I had a horrifying dream last week. It was all about my hands. They were gnarled, my fingers curled under themselves like dead petals, and for the life of me I could not prise them apart. They hurt, too. In the dream, I was painfully aware of the ache in my hands, so much so that when memories of the dream returned to me as I was running last week, I wondered for a second if the sensation was real. Had I fallen asleep awkwardly? Was it pins and needles in the dead of night, in the real world, and not a dream at all? But then I remembered the way they looked, and I knew this was something my mind made up as the rest of me was sleeping.
When I told Llew about the dream the other night, the first thing he said was “Did you Google it?”
“No,” I said, “but I thought about it.”

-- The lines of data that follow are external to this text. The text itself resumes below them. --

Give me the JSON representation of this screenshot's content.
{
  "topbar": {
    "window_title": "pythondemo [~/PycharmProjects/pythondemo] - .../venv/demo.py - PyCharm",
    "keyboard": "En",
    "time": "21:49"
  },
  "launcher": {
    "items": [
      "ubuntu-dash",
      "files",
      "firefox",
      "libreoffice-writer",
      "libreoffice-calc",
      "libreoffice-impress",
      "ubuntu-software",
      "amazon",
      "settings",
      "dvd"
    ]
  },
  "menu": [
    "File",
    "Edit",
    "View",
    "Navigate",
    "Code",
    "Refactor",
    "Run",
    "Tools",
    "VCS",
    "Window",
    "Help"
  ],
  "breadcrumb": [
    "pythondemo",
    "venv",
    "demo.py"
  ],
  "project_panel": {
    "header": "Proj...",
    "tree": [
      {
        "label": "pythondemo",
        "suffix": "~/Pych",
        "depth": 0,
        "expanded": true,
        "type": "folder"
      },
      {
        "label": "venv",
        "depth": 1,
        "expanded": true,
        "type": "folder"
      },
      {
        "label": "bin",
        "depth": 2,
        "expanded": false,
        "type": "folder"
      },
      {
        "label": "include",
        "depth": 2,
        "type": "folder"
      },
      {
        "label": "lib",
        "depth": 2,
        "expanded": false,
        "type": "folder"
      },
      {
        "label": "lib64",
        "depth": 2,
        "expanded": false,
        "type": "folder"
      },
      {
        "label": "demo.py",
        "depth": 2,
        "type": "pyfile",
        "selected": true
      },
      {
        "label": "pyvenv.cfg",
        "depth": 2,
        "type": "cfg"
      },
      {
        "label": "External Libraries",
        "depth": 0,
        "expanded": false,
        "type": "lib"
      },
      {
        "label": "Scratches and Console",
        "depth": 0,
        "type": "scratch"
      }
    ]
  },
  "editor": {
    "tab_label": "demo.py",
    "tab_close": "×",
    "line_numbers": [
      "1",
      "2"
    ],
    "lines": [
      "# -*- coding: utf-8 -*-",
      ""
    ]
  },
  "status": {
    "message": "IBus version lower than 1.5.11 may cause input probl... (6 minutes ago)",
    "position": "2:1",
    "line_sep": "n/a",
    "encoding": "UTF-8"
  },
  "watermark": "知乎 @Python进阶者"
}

Which brings me to my Google snobberies. As I pondered the dream, running, running, it was almost immediately clear to me that it was an anxiety dream about not being able to write. I had the dream after last week’s blog hoopla, so perhaps it was about the censure and censor issues that experience threw my way. But more generally, the dream was so terrifying because I could not write or type or do anything with these balled fists of fire. They were useless, and suddenly, so was I. It sends ice belting down my spine to think of it, it really does. But did I Google ‘dream interpretations’? No. I didn’t. And not because I thought I’d already cracked the code of my own REMs, a kind of mortal Morse. No, it was because I am a Google snob.
I stopped myself from searching ‘dream interpretations: hands’ or something similar because I think such generalised interpretations of individual dreams are bogus along the lines of tabloid astrology. What, so every single Virgo is obsessive-compulsive and can look forward to a brilliant day Thursday? Come on! I don’t take it seriously, so whilst I will admit to the temptation to turn to the web for a sly spot of self-diagnosis, I resisted.
“I couldn’t bear seeing myself do it,” I admitted to Llew. “I was embarrassed even to have thought of doing it. I stopped myself.”
I stop myself from many Google searches. It’s partly intellectual snobbery – I don’t say I like it about myself, but I know it when I see it, and it’s all over me like a rash sometimes – but it’s partly a discipline issue. I’m confident I could send my entire life up the river if I just gave in to every Google urge. It would take many lifetimes to scroll the results of all the random, banal, curious things that cross my mind at one time or another. Where do all the dead birds go? How do ants always know? Seriously. How do they? We accidentally left the lid to the sweet chilli sauce on top of a side table the other night, and in the morning, the entire thing was black with ants. I picked up the lid, carried it to the kitchen, and threw it out, and by the time I returned, the ants were marching down the side of the table leg. Somehow they knew the lid was there; somehow they immediately grasped the change in circumstances. “Oh well,” I imagined them saying down the line, “it was good while it lasted.” I watched (and this is really Changeling’s doing – just four months ago I would have sentenced them to Death by Hot Water), utterly fascinated, as they moved in an orderly and surprisingly brisk fashion from the table to the floor, before marching through two rooms and straight out the courtyard bi-fold doors. It was all over in under fifteen minutes. Not one ant remained. So I ask you: how do they know?
Oh, I could Google it, I could Google it and a million other things I constantly stop myself from Googling. I could Google recipes. I could Google old schoolmates. Ex-boyfriends. Girls I never liked. I could Google exercise programs and laser treatments and Where Are They Now? celebrity sites. I could Google movie trivia. I could Google myself. But I don’t do it. I don’t do it because I am a peculiarly, probably excessively self-disciplined person. I’m too self-aware – and too proud. Pride prevents me from doing many things that get quite tempting when you’re working at home alone every day. For instance, I never, ever, ever watch DVDs in the middle of the day when I’m supposed to be working (a rainy Sunday afternoon with Llew? Different story). I never, ever, ever swing in the hammock reading a book if it’s during work hours. I never, ever, ever leave the bed unmade. In short, I self-monitor. I’m too proud to be slothful, too proud to be lazy. Too proud to ever need to lie about how I spend my time. And too motivated, actually, too excited and grateful and alive and full of words that flood my mind and flow out my fingers. My dear, precious fingers, my own two hands. Oh shit, I could cry just thinking about the possibility of their failing me one day. And so in the end I didn’t Google my dream – there was nothing Google could tell me that I didn’t already know.